[WHAT THIS TASK INVOLVES]:
Write out every record below exactly, leaving the pictures out.

*** Opening of PROVIDED INFORMATION ***

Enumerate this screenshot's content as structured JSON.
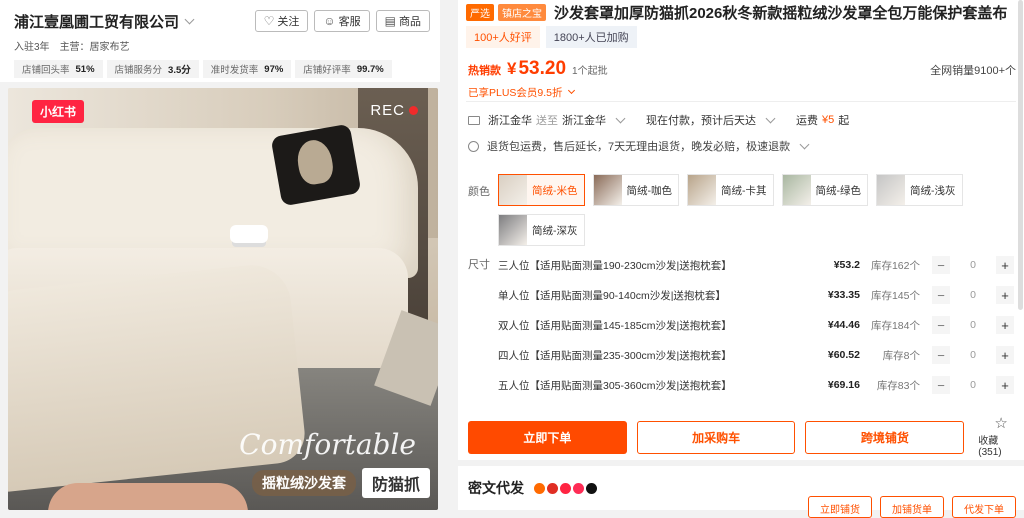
{
  "shop": {
    "name": "浦江壹凰圃工贸有限公司",
    "buttons": [
      {
        "label": "关注",
        "icon": "heart-icon"
      },
      {
        "label": "客服",
        "icon": "chat-icon"
      },
      {
        "label": "商品",
        "icon": "goods-icon"
      }
    ],
    "years": "入驻3年",
    "main_business": "主营：居家布艺",
    "stats": [
      {
        "label": "店铺回头率",
        "value": "51%"
      },
      {
        "label": "店铺服务分",
        "value": "3.5分"
      },
      {
        "label": "准时发货率",
        "value": "97%"
      },
      {
        "label": "店铺好评率",
        "value": "99.7%"
      }
    ]
  },
  "photo": {
    "badge": "小红书",
    "rec": "REC",
    "script_text": "Comfortable",
    "caption_left": "摇粒绒沙发套",
    "caption_right": "防猫抓"
  },
  "product": {
    "tag_strict": "严选",
    "tag_shop": "镇店之宝",
    "title": "沙发套罩加厚防猫抓2026秋冬新款摇粒绒沙发罩全包万能保护套盖布",
    "chip_reviews": "100+人好评",
    "chip_cart": "1800+人已加购",
    "hot_label": "热销款",
    "currency": "¥",
    "price": "53.20",
    "moq": "1个起批",
    "all_sales": "全网销量9100+个",
    "plus_discount": "已享PLUS会员9.5折"
  },
  "shipping": {
    "from": "浙江金华",
    "to_word": "送至",
    "to": "浙江金华",
    "lead": "现在付款，预计后天达",
    "fee_label": "运费",
    "fee": "¥5",
    "fee_suffix": "起"
  },
  "services": "退货包运费，售后延长，7天无理由退货，晚发必赔，极速退款",
  "color_label": "颜色",
  "colors": [
    {
      "label": "简绒-米色",
      "selected": true,
      "swatch": "#d9cfc2"
    },
    {
      "label": "简绒-咖色",
      "selected": false,
      "swatch": "#8a6b58"
    },
    {
      "label": "简绒-卡其",
      "selected": false,
      "swatch": "#b8a48a"
    },
    {
      "label": "简绒-绿色",
      "selected": false,
      "swatch": "#a9b7a1"
    },
    {
      "label": "简绒-浅灰",
      "selected": false,
      "swatch": "#c5c5c5"
    },
    {
      "label": "简绒-深灰",
      "selected": false,
      "swatch": "#7d7d80"
    }
  ],
  "size_label": "尺寸",
  "sizes": [
    {
      "name": "三人位【适用贴面测量190-230cm沙发|送抱枕套】",
      "price": "¥53.2",
      "stock": "库存162个",
      "qty": "0"
    },
    {
      "name": "单人位【适用贴面测量90-140cm沙发|送抱枕套】",
      "price": "¥33.35",
      "stock": "库存145个",
      "qty": "0"
    },
    {
      "name": "双人位【适用贴面测量145-185cm沙发|送抱枕套】",
      "price": "¥44.46",
      "stock": "库存184个",
      "qty": "0"
    },
    {
      "name": "四人位【适用贴面测量235-300cm沙发|送抱枕套】",
      "price": "¥60.52",
      "stock": "库存8个",
      "qty": "0"
    },
    {
      "name": "五人位【适用贴面测量305-360cm沙发|送抱枕套】",
      "price": "¥69.16",
      "stock": "库存83个",
      "qty": "0"
    }
  ],
  "stepper": {
    "minus": "−",
    "plus": "+"
  },
  "actions": {
    "buy_now": "立即下单",
    "add_cart": "加采购车",
    "cross_border": "跨境铺货",
    "favorite": "收藏 (351)"
  },
  "secret_dropship": {
    "title": "密文代发",
    "bottom_buttons": [
      "立即铺货",
      "加铺货单",
      "代发下单"
    ]
  }
}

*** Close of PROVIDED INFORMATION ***

[RESULT FOR THIS EXERCISE]:
Enumerate this screenshot's content as structured JSON.
{
  "shop": {
    "name": "浦江壹凰圃工贸有限公司",
    "buttons": [
      {
        "label": "关注",
        "icon": "heart-icon"
      },
      {
        "label": "客服",
        "icon": "chat-icon"
      },
      {
        "label": "商品",
        "icon": "goods-icon"
      }
    ],
    "years": "入驻3年",
    "main_business": "主营：居家布艺",
    "stats": [
      {
        "label": "店铺回头率",
        "value": "51%"
      },
      {
        "label": "店铺服务分",
        "value": "3.5分"
      },
      {
        "label": "准时发货率",
        "value": "97%"
      },
      {
        "label": "店铺好评率",
        "value": "99.7%"
      }
    ]
  },
  "photo": {
    "badge": "小红书",
    "rec": "REC",
    "script_text": "Comfortable",
    "caption_left": "摇粒绒沙发套",
    "caption_right": "防猫抓"
  },
  "product": {
    "tag_strict": "严选",
    "tag_shop": "镇店之宝",
    "title": "沙发套罩加厚防猫抓2026秋冬新款摇粒绒沙发罩全包万能保护套盖布",
    "chip_reviews": "100+人好评",
    "chip_cart": "1800+人已加购",
    "hot_label": "热销款",
    "currency": "¥",
    "price": "53.20",
    "moq": "1个起批",
    "all_sales": "全网销量9100+个",
    "plus_discount": "已享PLUS会员9.5折"
  },
  "shipping": {
    "from": "浙江金华",
    "to_word": "送至",
    "to": "浙江金华",
    "lead": "现在付款，预计后天达",
    "fee_label": "运费",
    "fee": "¥5",
    "fee_suffix": "起"
  },
  "services": "退货包运费，售后延长，7天无理由退货，晚发必赔，极速退款",
  "color_label": "颜色",
  "colors": [
    {
      "label": "简绒-米色",
      "selected": true,
      "swatch": "#d9cfc2"
    },
    {
      "label": "简绒-咖色",
      "selected": false,
      "swatch": "#8a6b58"
    },
    {
      "label": "简绒-卡其",
      "selected": false,
      "swatch": "#b8a48a"
    },
    {
      "label": "简绒-绿色",
      "selected": false,
      "swatch": "#a9b7a1"
    },
    {
      "label": "简绒-浅灰",
      "selected": false,
      "swatch": "#c5c5c5"
    },
    {
      "label": "简绒-深灰",
      "selected": false,
      "swatch": "#7d7d80"
    }
  ],
  "size_label": "尺寸",
  "sizes": [
    {
      "name": "三人位【适用贴面测量190-230cm沙发|送抱枕套】",
      "price": "¥53.2",
      "stock": "库存162个",
      "qty": "0"
    },
    {
      "name": "单人位【适用贴面测量90-140cm沙发|送抱枕套】",
      "price": "¥33.35",
      "stock": "库存145个",
      "qty": "0"
    },
    {
      "name": "双人位【适用贴面测量145-185cm沙发|送抱枕套】",
      "price": "¥44.46",
      "stock": "库存184个",
      "qty": "0"
    },
    {
      "name": "四人位【适用贴面测量235-300cm沙发|送抱枕套】",
      "price": "¥60.52",
      "stock": "库存8个",
      "qty": "0"
    },
    {
      "name": "五人位【适用贴面测量305-360cm沙发|送抱枕套】",
      "price": "¥69.16",
      "stock": "库存83个",
      "qty": "0"
    }
  ],
  "stepper": {
    "minus": "−",
    "plus": "+"
  },
  "actions": {
    "buy_now": "立即下单",
    "add_cart": "加采购车",
    "cross_border": "跨境铺货",
    "favorite": "收藏 (351)"
  },
  "secret_dropship": {
    "title": "密文代发",
    "bottom_buttons": [
      "立即铺货",
      "加铺货单",
      "代发下单"
    ]
  }
}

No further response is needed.